One morning in winter, I was with my dog, Puck, and feeling sluggish in my crampons as we walked over packed snow. Topping a rise, we took a mandatory stop: Four mule deer were making their way across the toe of the hill below us. Puck and I gave them room to amble at their own speed and conserve energy, since it was starvation season. Mule deer are seen less often than the white-tailed species, not because they are shy and afraid but because they are misanthropic. One pauses to honor their judgment. When I did, I took a moment to look out at Helena, a dinky bit of a city as it spreads downslope, centered on the capitol dome. A gray day’s light made it hard to pick out among bare trees because the dome is the dull green-brown of tarnished copper.
I was reminded of a conversation I’d had with Hickenlooper as we approached his capitol building, in Denver, with its shining gold dome. I said that it provoked a certain amount of dome envy for a Montanan, and he remarked that Helena’s is historically appropriate. This was a subtle dig at my state’s history: Montana’s capitol was built during the reign of the copper-king plutocrats who sent minions into the state legislature with wads of cash. Copper mining so dominated Montana that the state was said to have worn the “copper collar,” a choke hold on our democracy. Now our dome is a symbol of — and a warning about — fat-fisted oligarchs.
A half hour later, I was showered, jacketed, and tied, running up my capitol’s steps. I dashed through the rotunda where, a week before, a thousand people had scrunched into the balconies to protest any possible sale of public lands. Because the legislature is controlled by Republicans, bills supporting the transfer of federal lands to the state surface routinely. On the day of the demonstration, the dissenters convened at the head of a marble staircase, their voices rattling the chambers’ walls. Governor Bullock was among the crowd.

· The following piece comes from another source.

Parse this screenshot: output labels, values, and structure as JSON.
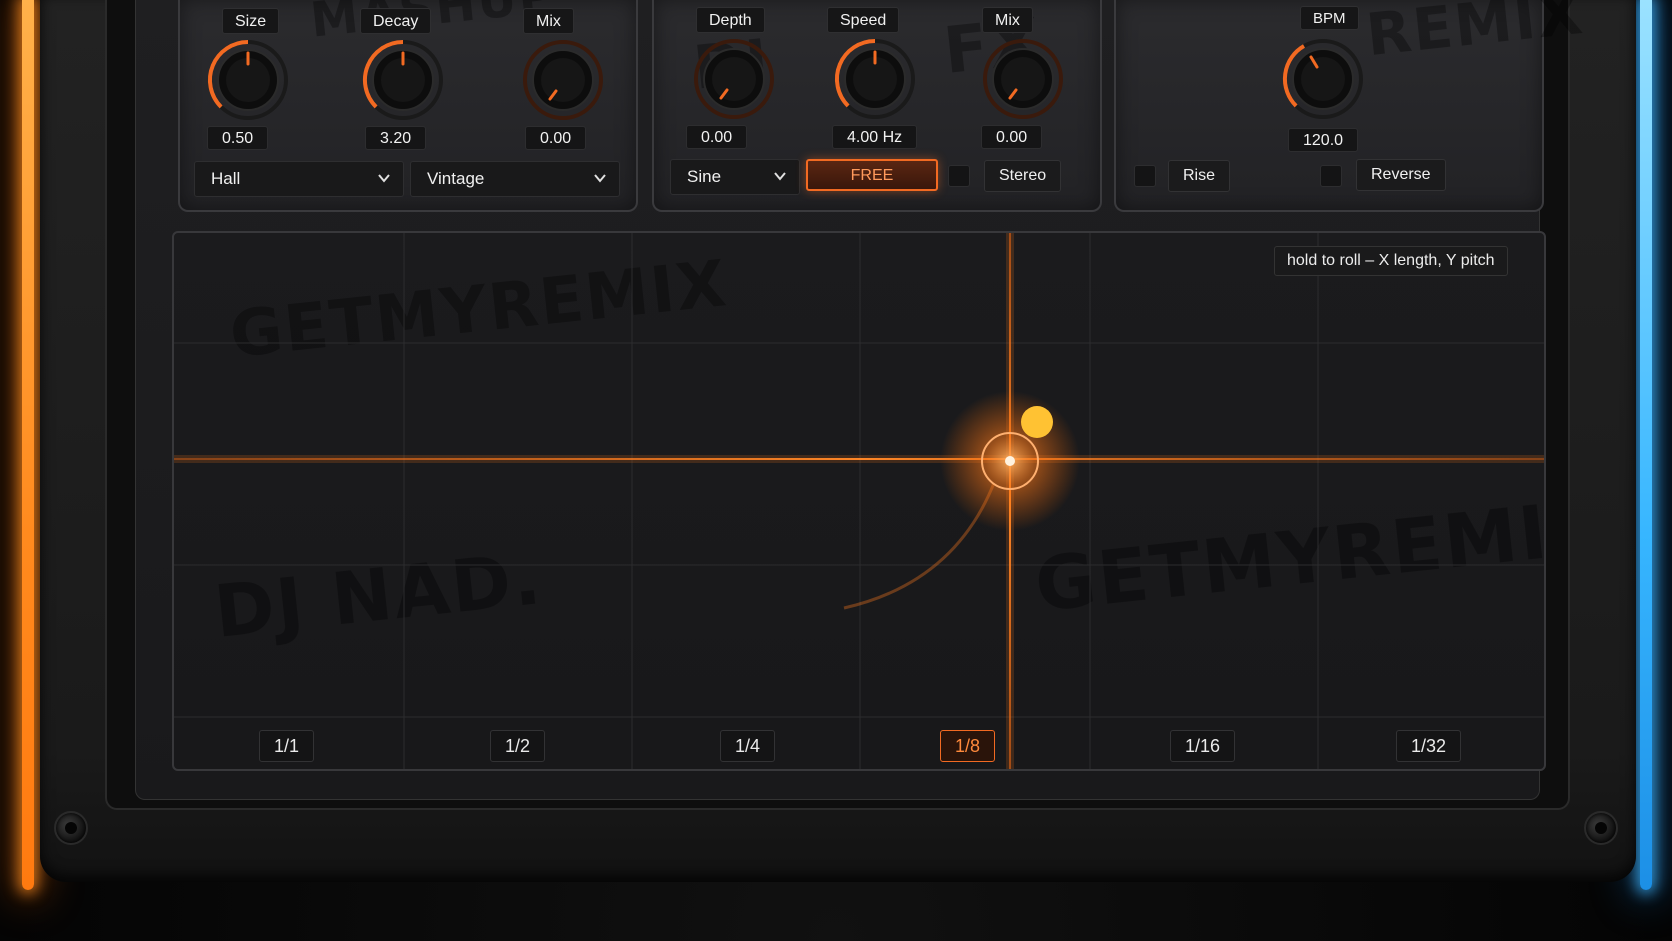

Down a long hall, I found his office door open. A window offered a view across the Helena Valley — the neighborhood where he grew up, and his high school (the same as Tom Lopach’s), a few blocks away. I could see the tracks that carry twenty-five or so trains through town every day; most have a hundred cars, freighting Montana coal toward Asia to be rendered as carbon dioxide.
Bullock beckoned me in and we sat at a coffee table. He is fifty-one, and was wearing a suit, tie, and brown oxfords — a lawyer first and always — in an office that has known its share of hand-stitched, stacked-leather-heeled boots. Almost exactly as Hickenlooper — a friend of his — and the senators had, he laid out the story of public lands and the new economy and shifting political dynamics. But as we talked, he took a more philosophical tack, conjoining public ideals, public lands, and public education. “If we actually focus on what our values are,” he said, “we transcend identity politics.”

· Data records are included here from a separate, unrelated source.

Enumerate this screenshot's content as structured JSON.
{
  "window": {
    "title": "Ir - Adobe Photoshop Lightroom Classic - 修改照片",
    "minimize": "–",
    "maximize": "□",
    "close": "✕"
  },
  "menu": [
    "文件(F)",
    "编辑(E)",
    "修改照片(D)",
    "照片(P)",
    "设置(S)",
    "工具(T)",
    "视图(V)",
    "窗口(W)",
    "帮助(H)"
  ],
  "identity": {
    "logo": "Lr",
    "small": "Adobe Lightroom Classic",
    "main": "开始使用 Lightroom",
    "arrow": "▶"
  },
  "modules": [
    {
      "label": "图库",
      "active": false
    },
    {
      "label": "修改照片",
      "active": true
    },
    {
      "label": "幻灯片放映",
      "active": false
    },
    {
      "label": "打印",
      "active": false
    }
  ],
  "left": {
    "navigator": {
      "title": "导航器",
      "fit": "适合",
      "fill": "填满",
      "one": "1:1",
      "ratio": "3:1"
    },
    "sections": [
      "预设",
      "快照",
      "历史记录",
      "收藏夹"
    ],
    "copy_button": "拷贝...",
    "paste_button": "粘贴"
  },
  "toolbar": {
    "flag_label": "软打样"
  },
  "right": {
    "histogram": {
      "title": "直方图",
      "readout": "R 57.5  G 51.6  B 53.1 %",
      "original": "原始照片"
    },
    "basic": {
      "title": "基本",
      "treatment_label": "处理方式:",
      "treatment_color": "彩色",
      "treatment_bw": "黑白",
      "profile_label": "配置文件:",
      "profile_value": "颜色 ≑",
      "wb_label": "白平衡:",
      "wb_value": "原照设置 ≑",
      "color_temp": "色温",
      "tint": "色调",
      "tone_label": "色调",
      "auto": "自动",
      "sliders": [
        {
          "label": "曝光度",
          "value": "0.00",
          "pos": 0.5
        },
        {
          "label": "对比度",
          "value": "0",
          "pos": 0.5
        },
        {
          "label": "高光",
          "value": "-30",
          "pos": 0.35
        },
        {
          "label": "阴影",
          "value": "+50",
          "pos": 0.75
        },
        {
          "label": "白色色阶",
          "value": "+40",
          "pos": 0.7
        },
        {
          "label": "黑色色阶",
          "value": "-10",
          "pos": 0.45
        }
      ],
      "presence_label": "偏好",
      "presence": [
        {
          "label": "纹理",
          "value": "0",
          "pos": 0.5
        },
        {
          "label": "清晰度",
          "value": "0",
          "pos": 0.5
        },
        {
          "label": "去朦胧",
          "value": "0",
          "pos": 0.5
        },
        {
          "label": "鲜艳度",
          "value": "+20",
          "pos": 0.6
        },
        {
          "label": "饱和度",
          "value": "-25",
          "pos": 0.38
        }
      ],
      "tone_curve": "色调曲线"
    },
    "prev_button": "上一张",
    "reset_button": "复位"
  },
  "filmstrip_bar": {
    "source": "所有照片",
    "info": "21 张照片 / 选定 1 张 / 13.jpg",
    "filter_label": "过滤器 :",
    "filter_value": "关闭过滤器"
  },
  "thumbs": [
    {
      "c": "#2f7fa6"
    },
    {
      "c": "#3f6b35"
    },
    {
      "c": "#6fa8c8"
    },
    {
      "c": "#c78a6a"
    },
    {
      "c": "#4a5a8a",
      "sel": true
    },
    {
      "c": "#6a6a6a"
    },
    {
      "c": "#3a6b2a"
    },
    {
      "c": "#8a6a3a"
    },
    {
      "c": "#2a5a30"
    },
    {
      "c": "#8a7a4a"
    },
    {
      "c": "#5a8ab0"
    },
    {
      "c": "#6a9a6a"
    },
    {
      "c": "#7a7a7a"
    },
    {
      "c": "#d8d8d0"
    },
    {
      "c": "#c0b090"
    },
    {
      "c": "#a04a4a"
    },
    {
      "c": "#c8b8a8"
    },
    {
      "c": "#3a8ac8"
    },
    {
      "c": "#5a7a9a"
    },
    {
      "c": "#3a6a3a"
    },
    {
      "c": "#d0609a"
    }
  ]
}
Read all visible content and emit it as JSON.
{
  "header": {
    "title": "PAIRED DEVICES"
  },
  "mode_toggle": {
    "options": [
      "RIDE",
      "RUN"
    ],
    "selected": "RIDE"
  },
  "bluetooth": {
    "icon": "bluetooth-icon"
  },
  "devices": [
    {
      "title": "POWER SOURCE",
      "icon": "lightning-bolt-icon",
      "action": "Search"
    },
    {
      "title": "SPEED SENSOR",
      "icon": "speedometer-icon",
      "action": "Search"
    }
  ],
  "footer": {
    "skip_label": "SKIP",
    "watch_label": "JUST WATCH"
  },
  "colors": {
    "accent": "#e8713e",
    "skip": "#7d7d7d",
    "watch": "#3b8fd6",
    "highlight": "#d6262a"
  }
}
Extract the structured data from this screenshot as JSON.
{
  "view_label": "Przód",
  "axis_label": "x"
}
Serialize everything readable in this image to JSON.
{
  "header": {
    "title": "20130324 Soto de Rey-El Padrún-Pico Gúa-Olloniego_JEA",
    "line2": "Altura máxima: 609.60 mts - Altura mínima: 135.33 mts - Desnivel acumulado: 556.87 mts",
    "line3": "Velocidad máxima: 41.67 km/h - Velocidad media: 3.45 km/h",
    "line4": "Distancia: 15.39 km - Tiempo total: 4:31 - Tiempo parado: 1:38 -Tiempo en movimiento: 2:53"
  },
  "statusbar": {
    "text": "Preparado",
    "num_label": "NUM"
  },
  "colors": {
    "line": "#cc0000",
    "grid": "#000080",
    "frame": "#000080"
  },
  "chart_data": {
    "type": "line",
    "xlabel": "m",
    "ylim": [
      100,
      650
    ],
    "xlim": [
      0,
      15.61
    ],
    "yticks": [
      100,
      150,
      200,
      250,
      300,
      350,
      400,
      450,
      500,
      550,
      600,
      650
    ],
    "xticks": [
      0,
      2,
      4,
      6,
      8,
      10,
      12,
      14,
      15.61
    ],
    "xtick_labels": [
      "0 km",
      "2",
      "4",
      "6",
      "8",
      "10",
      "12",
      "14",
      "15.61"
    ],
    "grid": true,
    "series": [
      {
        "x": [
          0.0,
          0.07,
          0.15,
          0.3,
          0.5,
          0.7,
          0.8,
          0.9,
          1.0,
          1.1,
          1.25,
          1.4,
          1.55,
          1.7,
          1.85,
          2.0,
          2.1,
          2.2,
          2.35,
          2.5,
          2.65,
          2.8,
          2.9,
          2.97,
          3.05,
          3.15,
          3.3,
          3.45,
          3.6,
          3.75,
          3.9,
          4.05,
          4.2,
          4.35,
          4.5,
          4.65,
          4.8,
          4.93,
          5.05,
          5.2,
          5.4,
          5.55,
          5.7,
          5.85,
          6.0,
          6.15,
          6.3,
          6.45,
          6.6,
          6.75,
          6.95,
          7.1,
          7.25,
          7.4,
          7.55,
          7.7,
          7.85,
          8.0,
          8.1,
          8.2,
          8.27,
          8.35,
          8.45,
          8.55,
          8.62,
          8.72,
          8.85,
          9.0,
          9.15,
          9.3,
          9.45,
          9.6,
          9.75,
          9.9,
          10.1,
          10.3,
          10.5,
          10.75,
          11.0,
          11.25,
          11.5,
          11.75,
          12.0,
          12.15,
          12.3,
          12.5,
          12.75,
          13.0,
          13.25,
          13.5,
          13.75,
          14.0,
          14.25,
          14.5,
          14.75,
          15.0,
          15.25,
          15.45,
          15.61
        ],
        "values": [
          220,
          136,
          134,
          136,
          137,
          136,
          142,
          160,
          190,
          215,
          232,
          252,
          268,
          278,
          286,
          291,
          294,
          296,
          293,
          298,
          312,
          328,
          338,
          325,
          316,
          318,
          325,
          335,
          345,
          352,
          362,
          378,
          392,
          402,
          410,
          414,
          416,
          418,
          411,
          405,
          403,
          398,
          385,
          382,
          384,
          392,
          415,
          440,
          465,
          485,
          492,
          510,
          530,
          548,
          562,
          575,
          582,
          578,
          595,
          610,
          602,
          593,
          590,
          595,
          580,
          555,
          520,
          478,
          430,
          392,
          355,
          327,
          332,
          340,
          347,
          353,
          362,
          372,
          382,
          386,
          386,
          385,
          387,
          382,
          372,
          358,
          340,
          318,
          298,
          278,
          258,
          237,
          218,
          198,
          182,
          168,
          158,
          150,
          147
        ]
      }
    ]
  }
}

Bullock believes that identity politics have overtaken the progressive agenda. He and the others did not see public lands as simply another special interest, he said, but rather as the foundation of the general interest. Public lands — the availability of what is open and wild — provide experiences that generate commitment to a range of egalitarian causes.

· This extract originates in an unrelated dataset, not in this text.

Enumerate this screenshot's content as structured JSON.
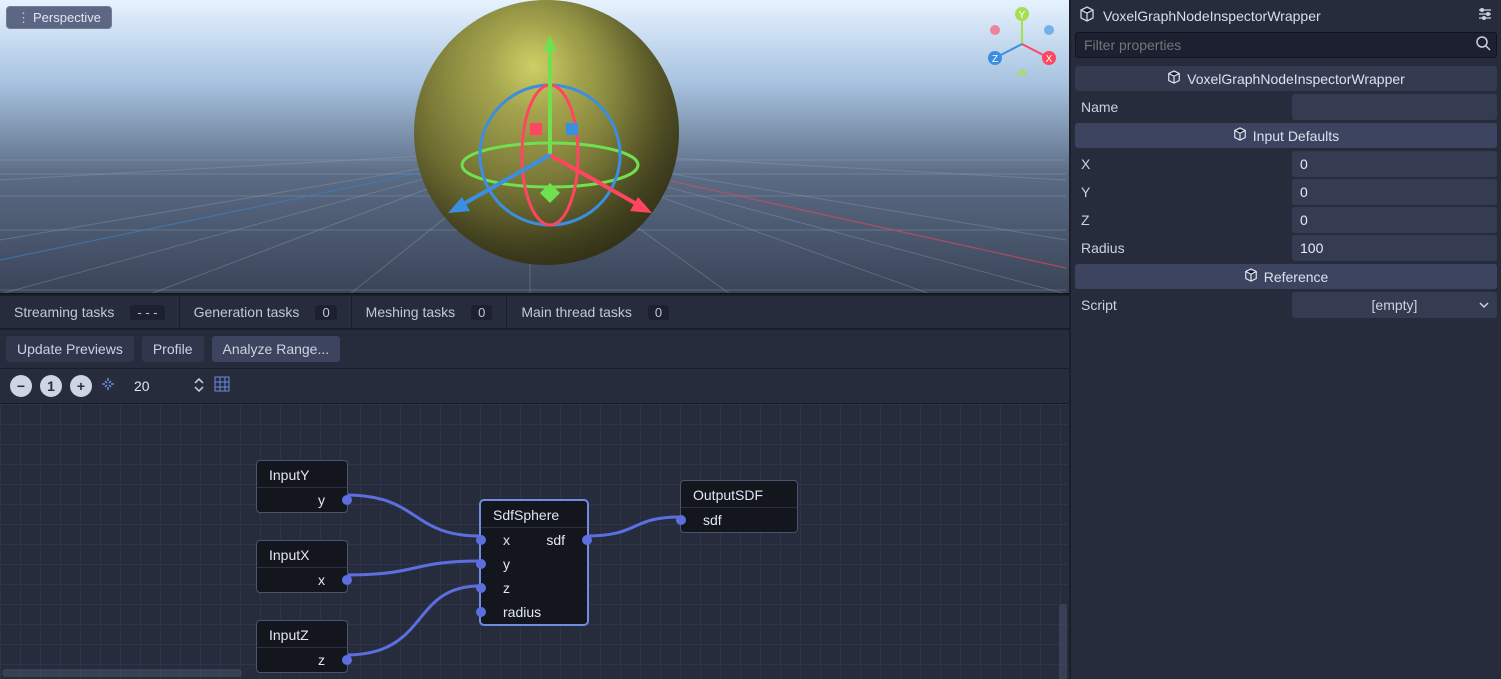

During his election campaign, he had often referred to public lands as “equalizers,” and I asked him to expand on this. The reply, as I’d been hearing all over, was put in economic terms. “The great equalizer is, it doesn’t matter how wealthy you are,” he said. “It’s not your checkbook size that allows you to go out and enjoy our public lands and stream access. We all own them.”